YOUR TASK
Go through the material below, noting each line where the string "deployment" appears, and give only the total.
#####
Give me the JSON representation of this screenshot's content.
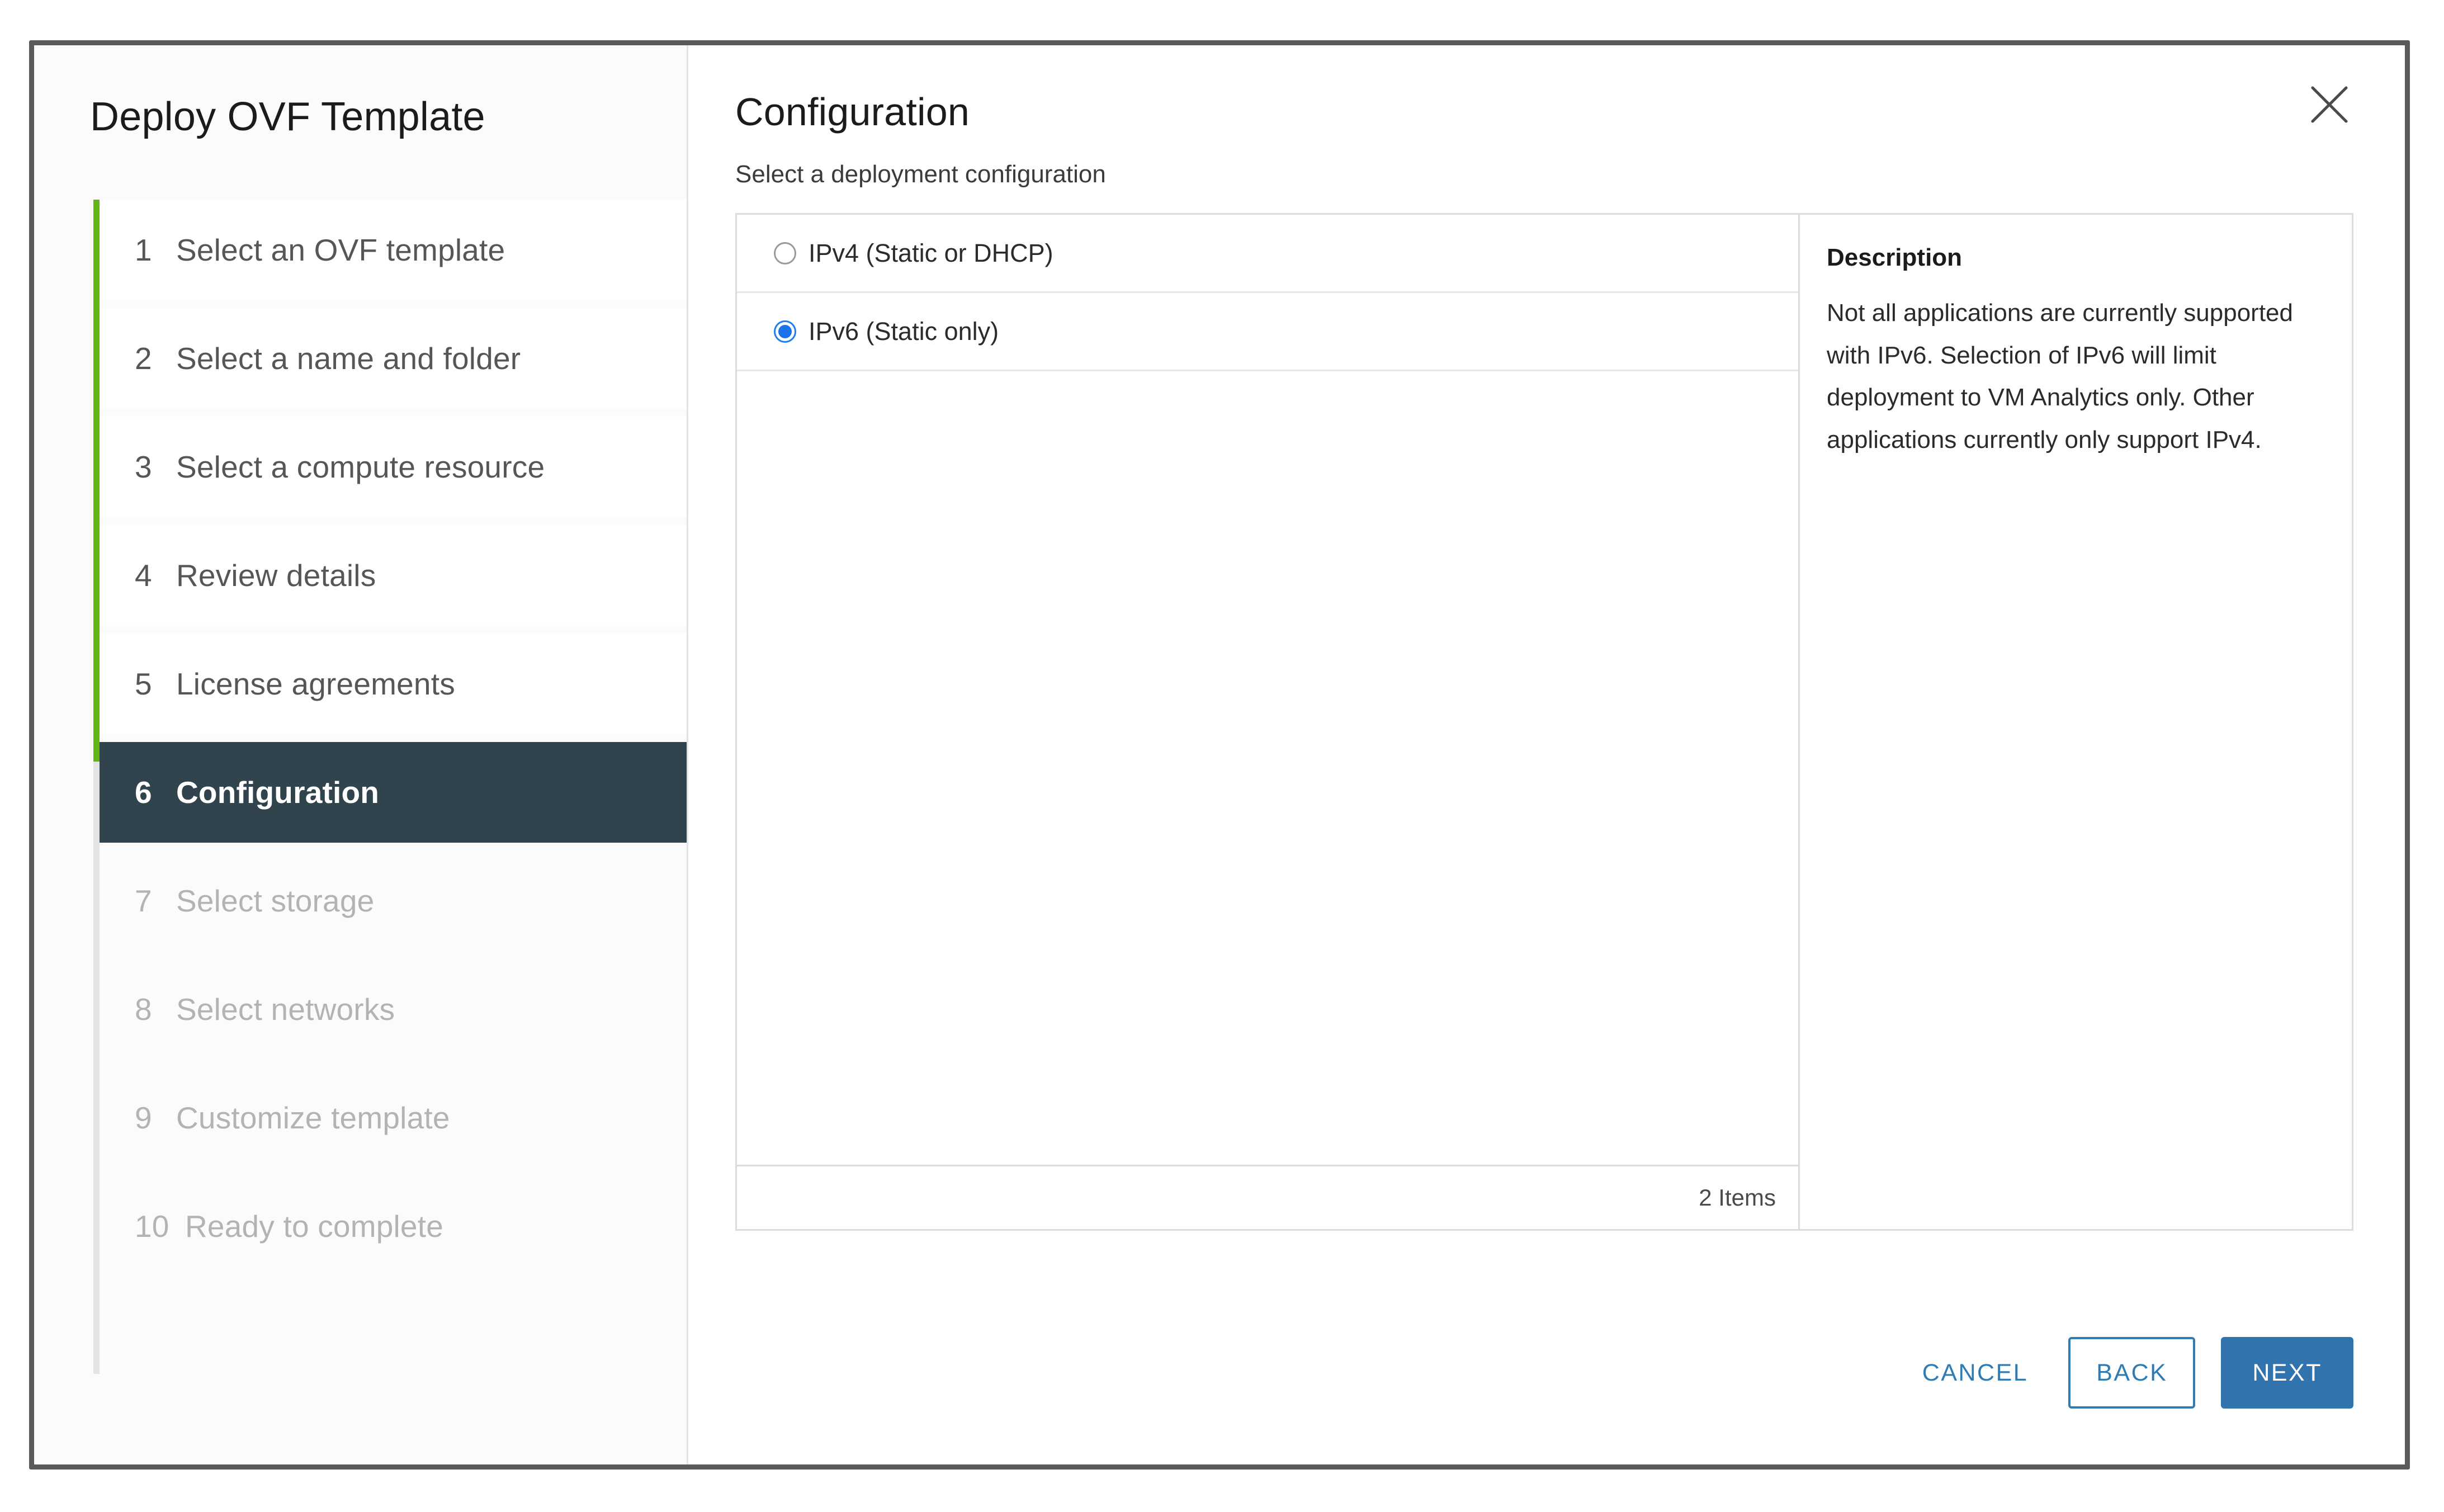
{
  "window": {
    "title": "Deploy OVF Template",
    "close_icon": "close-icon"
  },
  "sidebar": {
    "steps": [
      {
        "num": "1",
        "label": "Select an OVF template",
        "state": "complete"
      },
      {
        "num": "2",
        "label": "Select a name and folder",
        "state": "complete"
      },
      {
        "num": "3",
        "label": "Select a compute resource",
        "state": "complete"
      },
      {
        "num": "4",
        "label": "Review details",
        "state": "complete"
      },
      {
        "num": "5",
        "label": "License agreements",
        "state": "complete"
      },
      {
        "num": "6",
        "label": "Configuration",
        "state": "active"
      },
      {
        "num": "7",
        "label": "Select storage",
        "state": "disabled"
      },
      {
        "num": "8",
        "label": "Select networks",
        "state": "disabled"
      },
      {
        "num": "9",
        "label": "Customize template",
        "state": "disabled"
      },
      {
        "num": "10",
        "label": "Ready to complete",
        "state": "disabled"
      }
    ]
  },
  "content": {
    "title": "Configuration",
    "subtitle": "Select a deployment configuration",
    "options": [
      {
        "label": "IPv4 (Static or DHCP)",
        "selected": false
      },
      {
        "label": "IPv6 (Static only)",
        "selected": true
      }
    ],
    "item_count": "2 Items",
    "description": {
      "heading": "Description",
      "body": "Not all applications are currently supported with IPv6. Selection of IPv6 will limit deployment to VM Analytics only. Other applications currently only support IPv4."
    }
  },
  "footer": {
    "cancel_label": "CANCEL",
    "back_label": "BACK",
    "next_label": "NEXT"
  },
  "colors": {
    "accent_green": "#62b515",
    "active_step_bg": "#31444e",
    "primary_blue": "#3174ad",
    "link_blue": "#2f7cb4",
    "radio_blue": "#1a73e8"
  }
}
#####
THE COMPLETED TASK
2